I got it wrong. I got it spectacularly wrong. I even went so far as to trumpet how wrong I was in the opening paragraph of my final prediction of the result. I mentioned – not in passing, but bold as brass – that I’d never forecast the Tories to win the most number of seats. Not once. And I went on to mention that I still wasn’t forecasting the Tories to win the most number of seats. I didn’t even hedge my bets and suggest it could be a tie.
I got it all wrong. I spent the entire year getting it wrong. Why?
Part of the answer is I thought the polls were more of a guide than a snapshot. I didn’t listen to my own advice, repeated many times on this blog, to never try and extrapolate anything from the polls about the election result. I concluded that because so many people were predicting the same sort of thing so many times, there must be something in it. There wasn’t. There was nothing in it.
In particular, I thought Lord Ashcroft’s constituency polls were more of a guide than a snapshot – thereby disregarding the man’s very own catchphrase, and tending to treat his findings not as a reflection of temporary opinion but of permanent intention. His polls in Scotland were mirrored at the ballot box; his polls in England were not, sometimes spectacularly so.

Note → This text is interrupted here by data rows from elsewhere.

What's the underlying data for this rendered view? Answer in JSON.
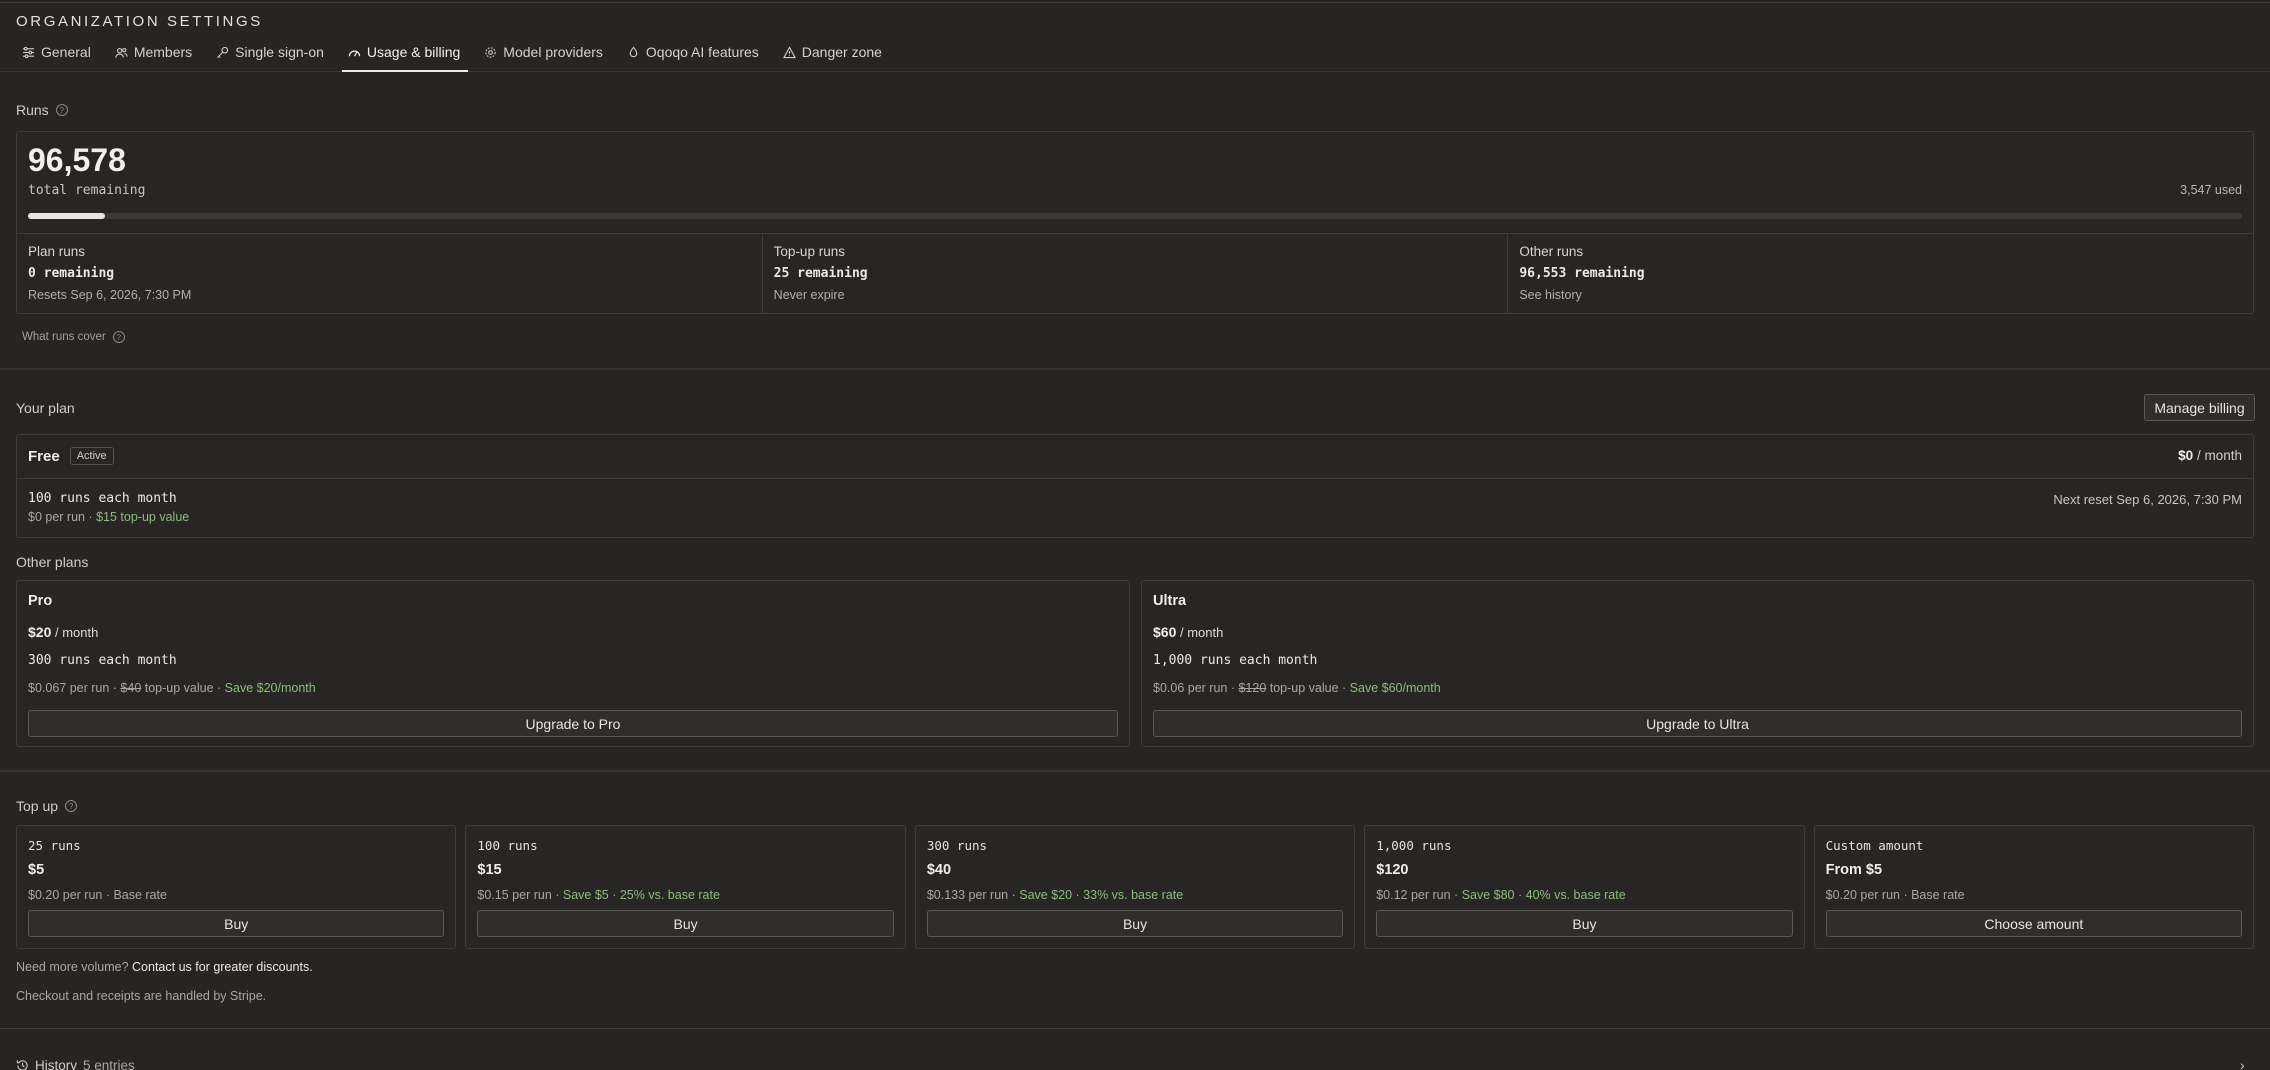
{
  "header": {
    "title": "ORGANIZATION SETTINGS",
    "tabs": [
      {
        "label": "General",
        "icon": "sliders-icon"
      },
      {
        "label": "Members",
        "icon": "users-icon"
      },
      {
        "label": "Single sign-on",
        "icon": "key-icon"
      },
      {
        "label": "Usage & billing",
        "icon": "gauge-icon",
        "active": true
      },
      {
        "label": "Model providers",
        "icon": "gear-icon"
      },
      {
        "label": "Oqoqo AI features",
        "icon": "sparkle-icon"
      },
      {
        "label": "Danger zone",
        "icon": "warning-icon"
      }
    ]
  },
  "runs": {
    "label": "Runs",
    "total": "96,578",
    "total_caption": "total remaining",
    "used": "3,547 used",
    "used_fraction": 0.035,
    "columns": [
      {
        "title": "Plan runs",
        "value": "0 remaining",
        "note": "Resets Sep 6, 2026, 7:30 PM"
      },
      {
        "title": "Top-up runs",
        "value": "25 remaining",
        "note": "Never expire"
      },
      {
        "title": "Other runs",
        "value": "96,553 remaining",
        "note": "See history"
      }
    ],
    "what_covers": "What runs cover"
  },
  "plan": {
    "label": "Your plan",
    "manage_button": "Manage billing",
    "name": "Free",
    "badge": "Active",
    "price": "$0",
    "price_unit": "/ month",
    "runs_line": "100 runs each month",
    "per_run": "$0 per run · ",
    "topup_value": "$15 top-up value",
    "next_reset": "Next reset Sep 6, 2026, 7:30 PM"
  },
  "other_plans": {
    "label": "Other plans",
    "plans": [
      {
        "name": "Pro",
        "price": "$20",
        "unit": "/ month",
        "runs": "300 runs each month",
        "per_run": "$0.067 per run · ",
        "strike": "$40",
        "topup": " top-up value · ",
        "save": "Save $20/month",
        "button": "Upgrade to Pro"
      },
      {
        "name": "Ultra",
        "price": "$60",
        "unit": "/ month",
        "runs": "1,000 runs each month",
        "per_run": "$0.06 per run · ",
        "strike": "$120",
        "topup": " top-up value · ",
        "save": "Save $60/month",
        "button": "Upgrade to Ultra"
      }
    ]
  },
  "topup": {
    "label": "Top up",
    "options": [
      {
        "title": "25 runs",
        "price": "$5",
        "per_run": "$0.20 per run · ",
        "extra": "Base rate",
        "extra_green": false,
        "button": "Buy"
      },
      {
        "title": "100 runs",
        "price": "$15",
        "per_run": "$0.15 per run · ",
        "extra": "Save $5 · 25% vs. base rate",
        "extra_green": true,
        "button": "Buy"
      },
      {
        "title": "300 runs",
        "price": "$40",
        "per_run": "$0.133 per run · ",
        "extra": "Save $20 · 33% vs. base rate",
        "extra_green": true,
        "button": "Buy"
      },
      {
        "title": "1,000 runs",
        "price": "$120",
        "per_run": "$0.12 per run · ",
        "extra": "Save $80 · 40% vs. base rate",
        "extra_green": true,
        "button": "Buy"
      },
      {
        "title": "Custom amount",
        "price": "From $5",
        "per_run": "$0.20 per run · ",
        "extra": "Base rate",
        "extra_green": false,
        "button": "Choose amount"
      }
    ],
    "volume_text": "Need more volume? ",
    "volume_link": "Contact us for greater discounts.",
    "stripe_note": "Checkout and receipts are handled by Stripe."
  },
  "history": {
    "label": "History",
    "count": "5 entries"
  }
}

I also got it wrong because my instincts were wrong. I couldn’t believe somewhere like Hendon, with a Tory majority of just 106, would not swing cleanly back to Labour. I live in the seat right next door. I thought sensed what would happen. Worse, I thought I had a conviction about what would happen. I even believed my own seat of Finchley & Golders Green was about to change hands, almost solely from what I had seen and heard of the campaign around me.

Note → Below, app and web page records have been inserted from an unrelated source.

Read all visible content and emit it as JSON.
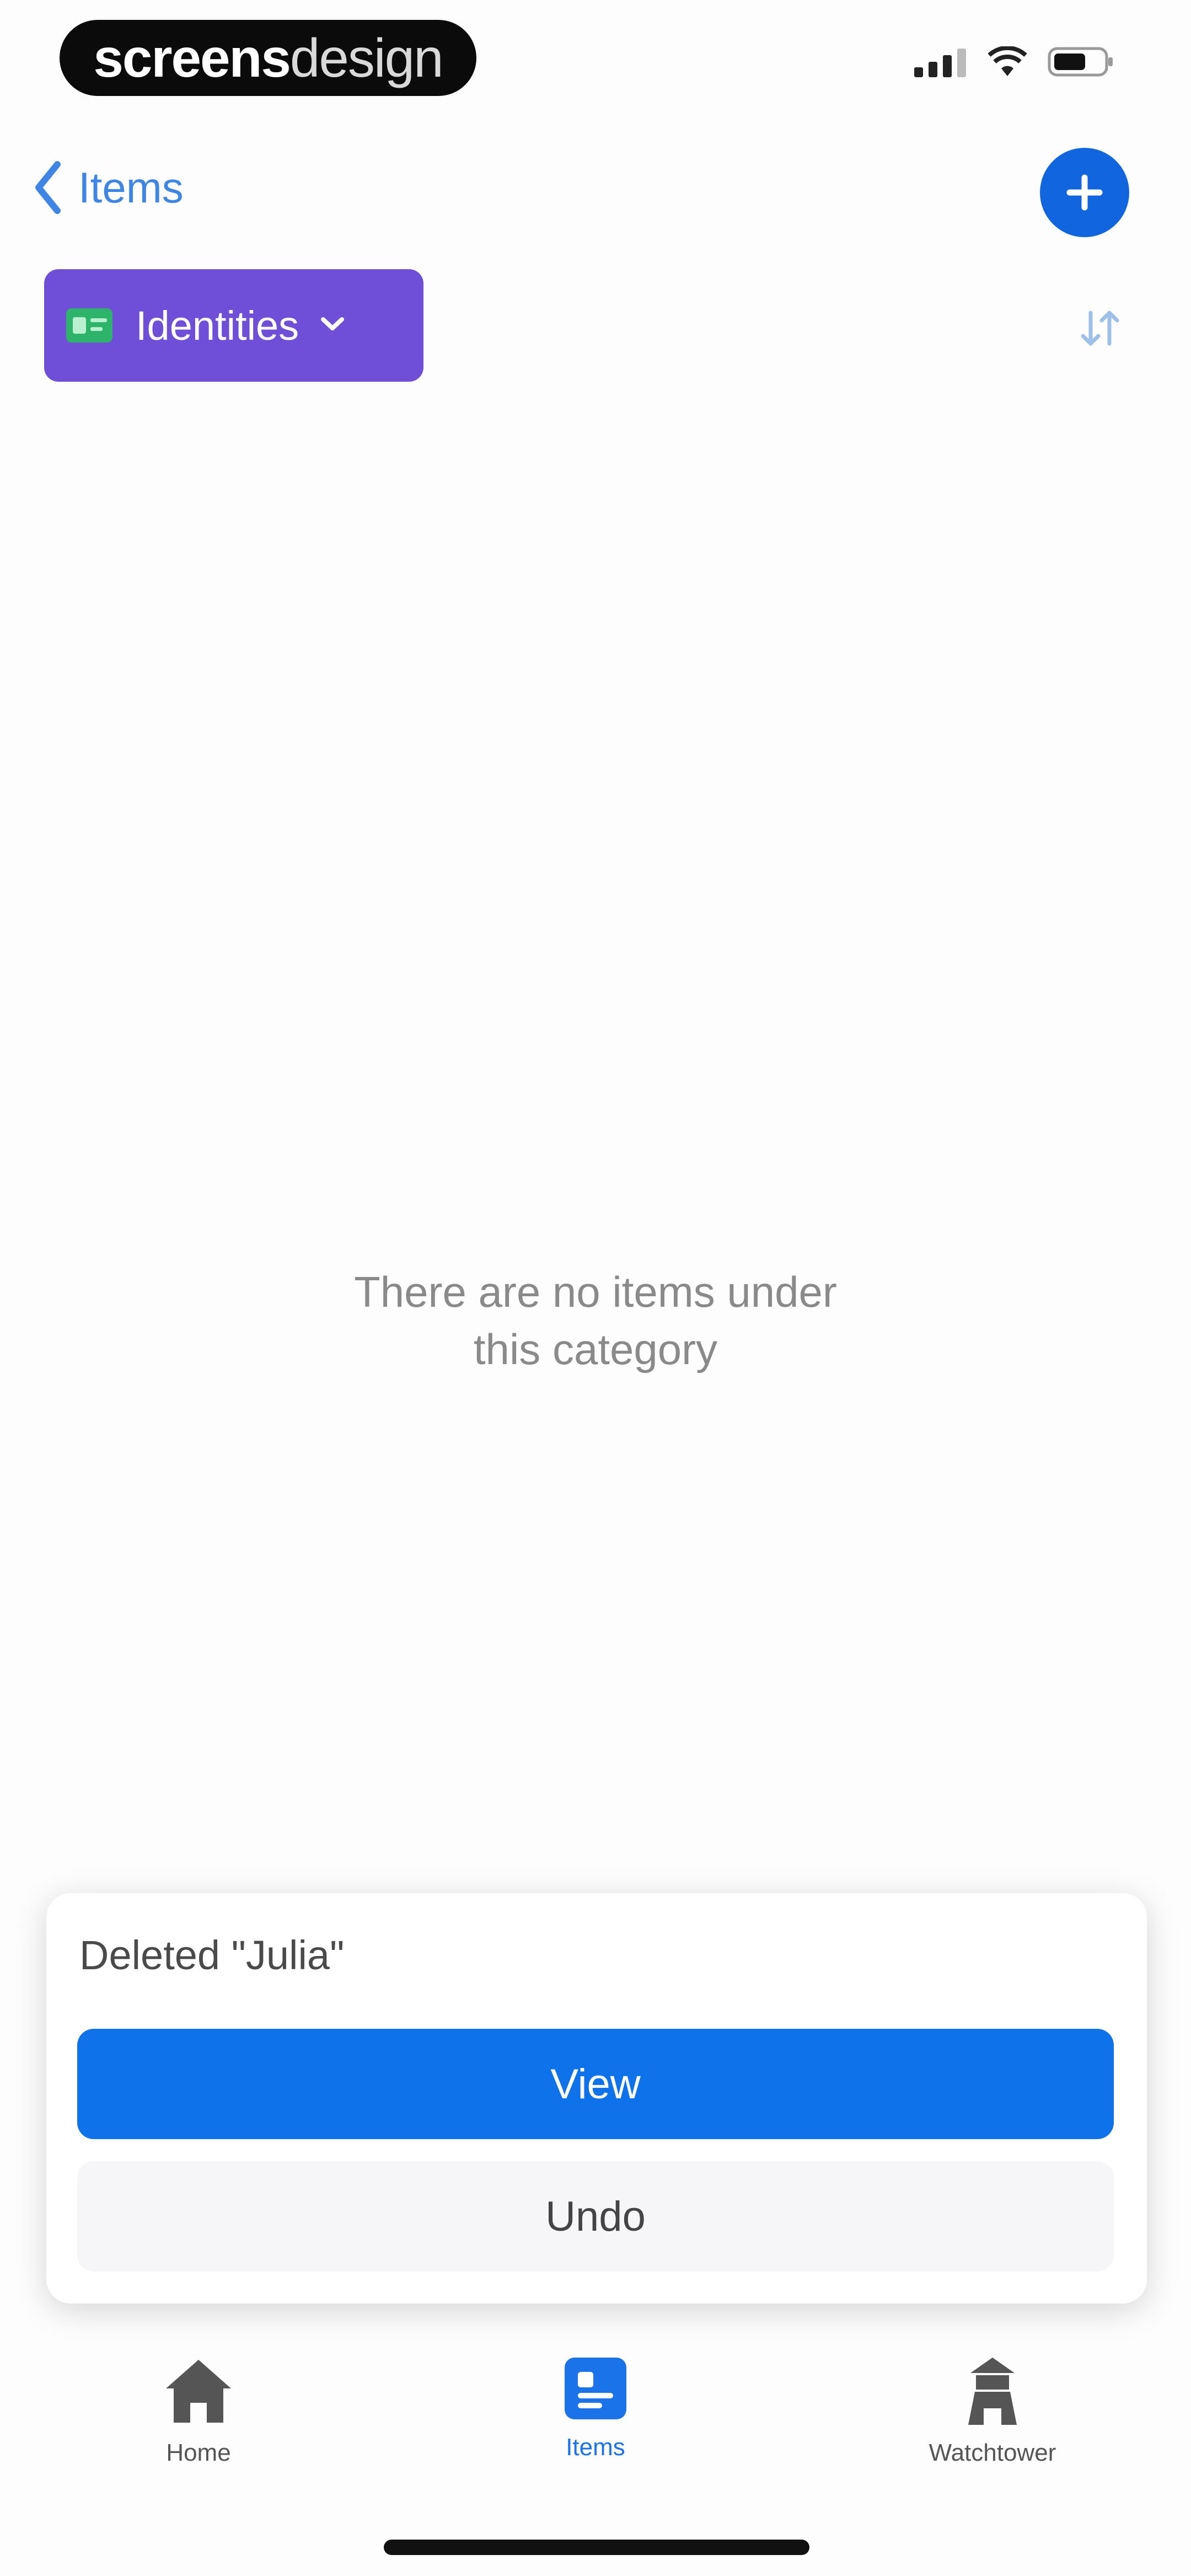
{
  "status_bar": {
    "brand_bold": "screens",
    "brand_light": "design"
  },
  "nav": {
    "back_label": "Items",
    "back_icon": "chevron-left-icon",
    "add_icon": "plus-icon"
  },
  "category": {
    "label": "Identities",
    "icon": "id-card-icon",
    "dropdown_icon": "chevron-down-icon",
    "sort_icon": "sort-icon"
  },
  "empty_state": {
    "line1": "There are no items under",
    "line2": "this category"
  },
  "toast": {
    "message": "Deleted \"Julia\"",
    "view_label": "View",
    "undo_label": "Undo"
  },
  "tab_bar": {
    "tabs": [
      {
        "label": "Home",
        "icon": "home-icon",
        "active": false
      },
      {
        "label": "Items",
        "icon": "items-icon",
        "active": true
      },
      {
        "label": "Watchtower",
        "icon": "watchtower-icon",
        "active": false
      }
    ]
  },
  "colors": {
    "accent": "#1166e0",
    "category_bg": "#6f4fd8",
    "inactive_tab": "#555555",
    "active_tab": "#1a73e8"
  }
}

All of that was wrong. Something was missing from my calculations. Something that was not evident anecdotally, or in the polls, or arithmetically, or perhaps even rationally. It was the unexpected. I didn’t expect it. And so I got it wrong.